Fannie Flagg: Can’t Wait to Get to Heaven

September 20th, 2007

To put it simply, Fannie Flagg entertains me, makes me laugh. Aloud, too. And some days, we all need to laugh, need to be entertained. Her main character, Elner Shimfissle dies, and gets to heaven, but is returned, from the looks of it, to make some things right. And affects the whole community, of normal everyday life and real people, people, who think going to Dollywood is a special treat, hey, you can even get married there! Smile and warm feelings. Thanks, Ms Flagg.

Robert J. Sawyer: Rollback

September 20th, 2007

It is hard to entertain, and, at the same time, talk about things that matter. Like life .. and things like science, and have people in the text lead lives that sound possible, quite normal. Robert J. Sawyer manages to do that, to me at least. It’s refreshing to read a book, in which, in spite of science fictional setting, more than half the women suddenly don’t disappear from everyday life, and people have lives that sound like they are lived, say, now, like in this book. It’s possible, maybe, that aliens will contact us in a near future. It is also possible that some day, in some way, we manage to extend the life of humans considerably. What does it mean to us, if those two things happen? And what it would mean, if things don’t go quite as planned. Lots of cultural connections with people of my (and Sawyer’s) generation, lots of humour, lots of science, too. And a good read.

Alan Weisman: The World Without Us

September 20th, 2007

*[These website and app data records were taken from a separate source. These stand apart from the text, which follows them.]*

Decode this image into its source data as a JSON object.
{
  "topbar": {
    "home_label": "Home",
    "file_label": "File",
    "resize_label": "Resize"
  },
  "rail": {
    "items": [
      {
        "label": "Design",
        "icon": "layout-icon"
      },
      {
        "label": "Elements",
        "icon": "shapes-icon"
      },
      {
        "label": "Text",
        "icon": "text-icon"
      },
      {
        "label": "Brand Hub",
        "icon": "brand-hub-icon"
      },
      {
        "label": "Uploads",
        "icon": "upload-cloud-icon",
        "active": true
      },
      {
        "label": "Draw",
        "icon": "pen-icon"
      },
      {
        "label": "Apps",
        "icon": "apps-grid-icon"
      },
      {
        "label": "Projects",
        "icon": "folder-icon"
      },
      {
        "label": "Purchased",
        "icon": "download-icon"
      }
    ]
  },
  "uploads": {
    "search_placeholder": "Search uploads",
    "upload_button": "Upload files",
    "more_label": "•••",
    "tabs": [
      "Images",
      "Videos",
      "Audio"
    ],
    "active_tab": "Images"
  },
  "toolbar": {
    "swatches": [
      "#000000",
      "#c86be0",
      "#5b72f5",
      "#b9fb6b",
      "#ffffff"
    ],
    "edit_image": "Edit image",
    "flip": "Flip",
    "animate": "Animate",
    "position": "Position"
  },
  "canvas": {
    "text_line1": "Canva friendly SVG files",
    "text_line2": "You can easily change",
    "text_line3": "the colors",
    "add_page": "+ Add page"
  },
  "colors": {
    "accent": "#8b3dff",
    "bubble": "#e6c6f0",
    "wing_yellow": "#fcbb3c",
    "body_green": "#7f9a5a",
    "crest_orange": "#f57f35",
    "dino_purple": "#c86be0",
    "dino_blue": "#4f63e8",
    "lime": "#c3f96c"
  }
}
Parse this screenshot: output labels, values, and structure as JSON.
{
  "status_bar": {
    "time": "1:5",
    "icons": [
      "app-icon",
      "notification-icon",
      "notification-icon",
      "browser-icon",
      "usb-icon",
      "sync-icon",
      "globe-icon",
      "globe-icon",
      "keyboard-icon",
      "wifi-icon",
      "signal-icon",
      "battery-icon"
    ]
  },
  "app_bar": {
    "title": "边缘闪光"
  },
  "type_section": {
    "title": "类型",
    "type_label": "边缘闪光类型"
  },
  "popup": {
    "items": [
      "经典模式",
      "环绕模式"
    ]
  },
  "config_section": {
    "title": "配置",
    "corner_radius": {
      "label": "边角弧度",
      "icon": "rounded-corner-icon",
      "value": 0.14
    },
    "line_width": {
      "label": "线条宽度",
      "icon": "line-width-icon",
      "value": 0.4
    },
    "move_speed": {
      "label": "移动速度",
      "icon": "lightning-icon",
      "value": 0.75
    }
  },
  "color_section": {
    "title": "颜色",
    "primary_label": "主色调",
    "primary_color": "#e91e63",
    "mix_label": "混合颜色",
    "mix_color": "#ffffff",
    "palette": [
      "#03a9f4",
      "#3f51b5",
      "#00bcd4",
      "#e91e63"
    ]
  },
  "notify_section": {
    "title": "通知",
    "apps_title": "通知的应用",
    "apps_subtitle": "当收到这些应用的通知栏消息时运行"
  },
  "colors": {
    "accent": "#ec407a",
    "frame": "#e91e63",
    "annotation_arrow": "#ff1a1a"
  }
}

What if – human beings just (POOF!) disappeared tomorrow? What would happen to earth, how would the disappearance affects its flora and fauna, how long would it take all traces of humankind to disappear, too? Are there any lasting mementoes, until the sun becomes a bit bigger than now, that is. It may be that traces of laughter in the Lucy Show are the only lasting souvenirs (even the Voyagers have their life-time and will grumble in space), but before that becoming reality, Weisman has written a truly interesting and thought-provoking book, which shows lots of background reading and interviews with specialists. The only thing that was missing from this pleasurable brain-activating read, were the footnotes.